Negative Effects From 60 Minutes' Failed Benghazi Story Continue

Even after CBS' Lara Logan apologized for and promised to correct a retracted 60 Minutes story on the Benghazi attacks featuring inconsistent accounts from an unreliable source, the ripple effects from the delay in retracting the report continue.

On the November 10 edition of State of the Union, CNN host Candy Crowley asked Sen. Lindsey Graham (R-SC) if he would continue to block President Obama's nominees, after the false 60 Minutes report collapsed. Graham replied that he would continue blocking nominees, saying he's been requesting to talk to Benghazi survivors for a year. Crowley pushed further, explaining to Graham that “what spurred your action to block the president's nominees was the 60 Minutes report, so that's what prompted you to do this. I mean you did it the day after and you cited it.”

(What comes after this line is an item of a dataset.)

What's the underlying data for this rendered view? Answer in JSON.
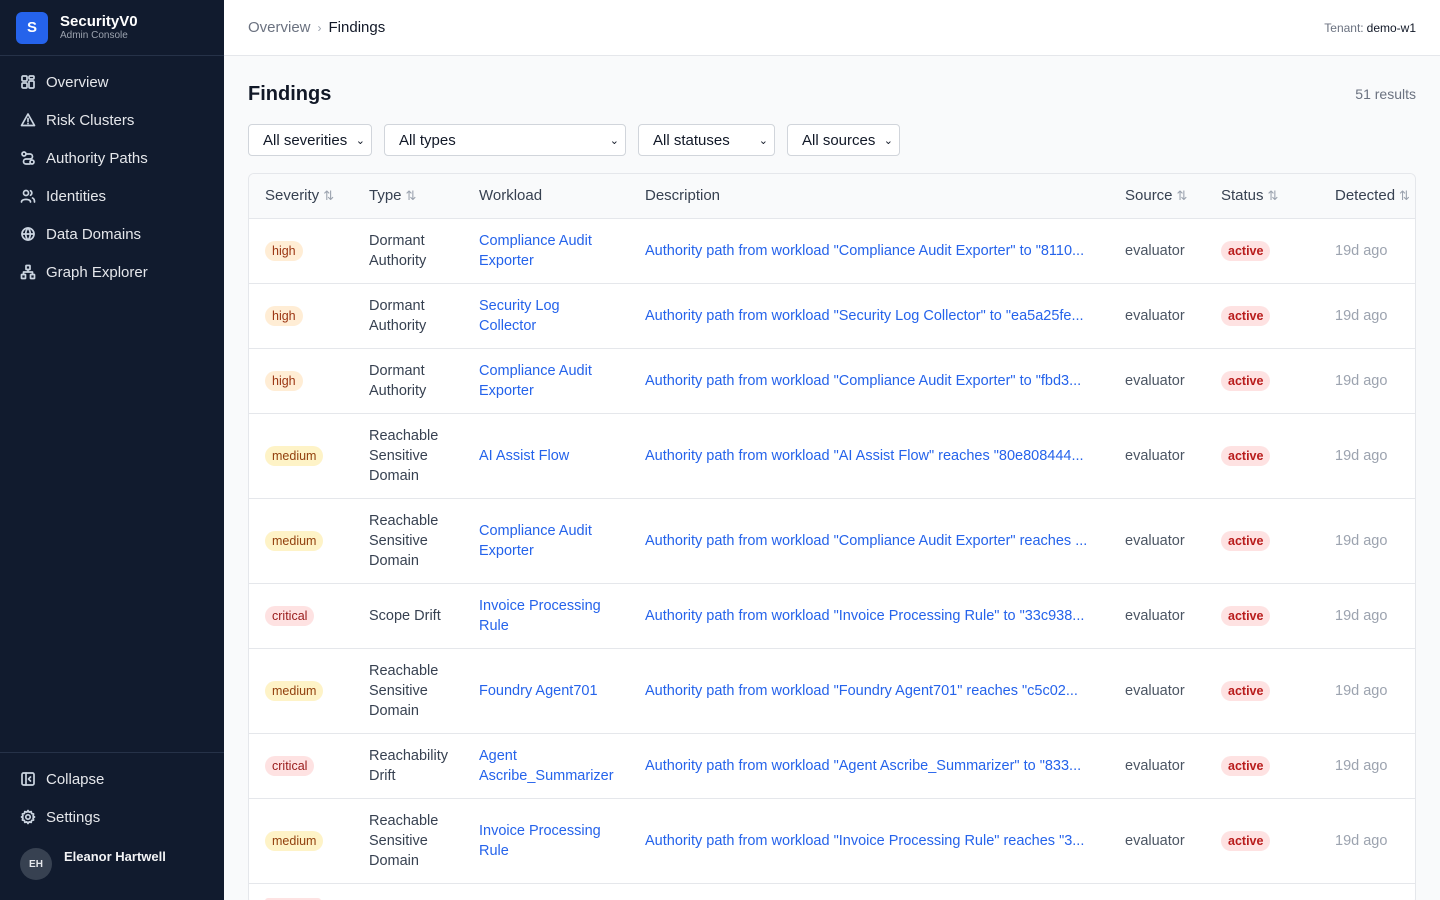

CBS' failure to properly vet its sources and its long delay in responding to criticism of its report has created ripple effects that continue to this day. Not only has CBS' credibility taken a huge hit, but the story has led Graham to block presidential nominations. Media Matters founder and chairman David Brock explained, when asked by MSNBC host Al Sharpton “how does [Graham] justify blocking every post that the president proposes,” that Republicans will continue investigating until they hear what they want to hear:

BROCK: What's going to happen here, rather than what should happen, is they're going to have some closed door hearings next week in front of a partisan committee. This source didn't work out for them, but they're going to keep looking and looking, until they get somebody who says what they want them to say.

Graham joins Rep. Frank Wolf (R-VA), who cited the 60 Minutes report in his effort to appoint a special congressional committee to investigate the Benghazi attacks and continued to push for it after the report turned out to be false.

For more on conservative media myths about the September 2012 attack, read The Benghazi Hoax, the new e-book by Media Matters' David Brock and Ari Rabin-Havt.